- [Exercise instructions] Repeat the listing exactly. The images do not belong in the copy.

- [Source material]
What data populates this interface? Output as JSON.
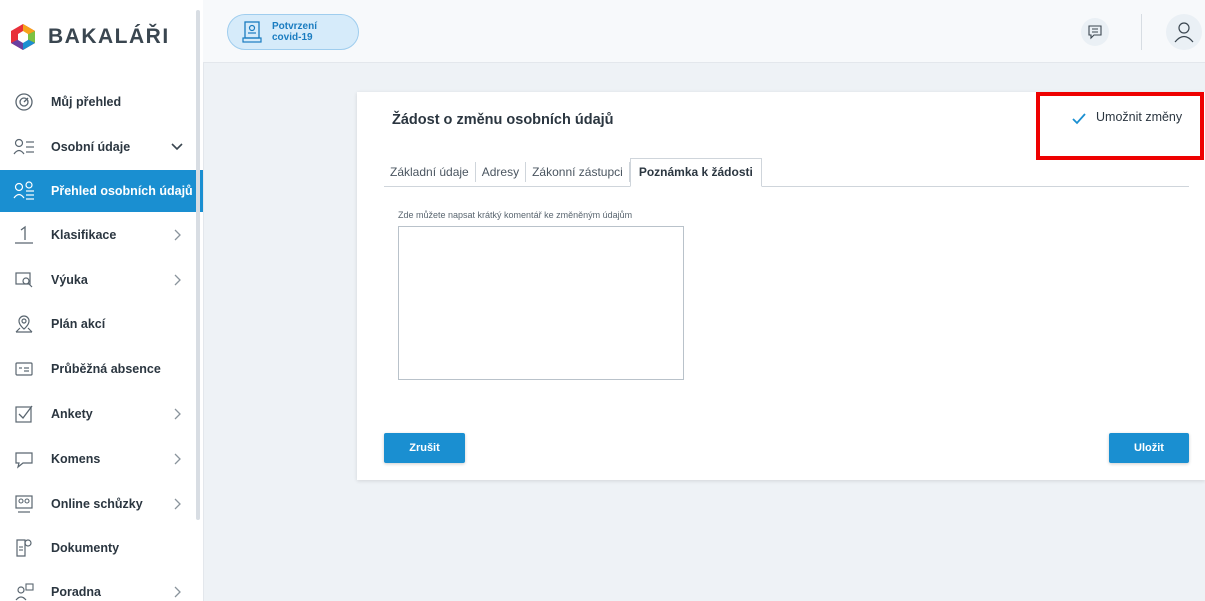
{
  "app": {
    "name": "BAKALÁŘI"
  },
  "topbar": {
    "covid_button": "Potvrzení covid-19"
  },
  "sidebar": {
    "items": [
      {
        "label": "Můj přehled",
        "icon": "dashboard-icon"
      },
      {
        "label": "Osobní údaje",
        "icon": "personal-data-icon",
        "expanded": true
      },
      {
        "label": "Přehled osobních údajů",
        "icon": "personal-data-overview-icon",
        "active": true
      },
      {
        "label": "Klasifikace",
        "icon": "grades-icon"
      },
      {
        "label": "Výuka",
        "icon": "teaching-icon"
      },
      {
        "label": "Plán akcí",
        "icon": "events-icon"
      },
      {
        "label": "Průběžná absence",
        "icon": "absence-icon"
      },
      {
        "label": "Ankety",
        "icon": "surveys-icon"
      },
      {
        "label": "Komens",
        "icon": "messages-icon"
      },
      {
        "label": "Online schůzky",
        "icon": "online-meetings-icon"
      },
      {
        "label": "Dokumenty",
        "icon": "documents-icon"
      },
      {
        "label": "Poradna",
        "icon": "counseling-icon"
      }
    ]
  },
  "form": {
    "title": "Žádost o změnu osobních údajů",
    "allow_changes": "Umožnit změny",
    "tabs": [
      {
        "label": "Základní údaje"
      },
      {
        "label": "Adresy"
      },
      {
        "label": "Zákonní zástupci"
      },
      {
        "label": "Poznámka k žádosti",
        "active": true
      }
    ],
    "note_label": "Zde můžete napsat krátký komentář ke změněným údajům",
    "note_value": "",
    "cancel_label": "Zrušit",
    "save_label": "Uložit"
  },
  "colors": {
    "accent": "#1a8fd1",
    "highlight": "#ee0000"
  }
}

- [Exercise response]
What data populates this interface? Output as JSON.
{
  "app": {
    "name": "BAKALÁŘI"
  },
  "topbar": {
    "covid_button": "Potvrzení covid-19"
  },
  "sidebar": {
    "items": [
      {
        "label": "Můj přehled",
        "icon": "dashboard-icon"
      },
      {
        "label": "Osobní údaje",
        "icon": "personal-data-icon",
        "expanded": true
      },
      {
        "label": "Přehled osobních údajů",
        "icon": "personal-data-overview-icon",
        "active": true
      },
      {
        "label": "Klasifikace",
        "icon": "grades-icon"
      },
      {
        "label": "Výuka",
        "icon": "teaching-icon"
      },
      {
        "label": "Plán akcí",
        "icon": "events-icon"
      },
      {
        "label": "Průběžná absence",
        "icon": "absence-icon"
      },
      {
        "label": "Ankety",
        "icon": "surveys-icon"
      },
      {
        "label": "Komens",
        "icon": "messages-icon"
      },
      {
        "label": "Online schůzky",
        "icon": "online-meetings-icon"
      },
      {
        "label": "Dokumenty",
        "icon": "documents-icon"
      },
      {
        "label": "Poradna",
        "icon": "counseling-icon"
      }
    ]
  },
  "form": {
    "title": "Žádost o změnu osobních údajů",
    "allow_changes": "Umožnit změny",
    "tabs": [
      {
        "label": "Základní údaje"
      },
      {
        "label": "Adresy"
      },
      {
        "label": "Zákonní zástupci"
      },
      {
        "label": "Poznámka k žádosti",
        "active": true
      }
    ],
    "note_label": "Zde můžete napsat krátký komentář ke změněným údajům",
    "note_value": "",
    "cancel_label": "Zrušit",
    "save_label": "Uložit"
  },
  "colors": {
    "accent": "#1a8fd1",
    "highlight": "#ee0000"
  }
}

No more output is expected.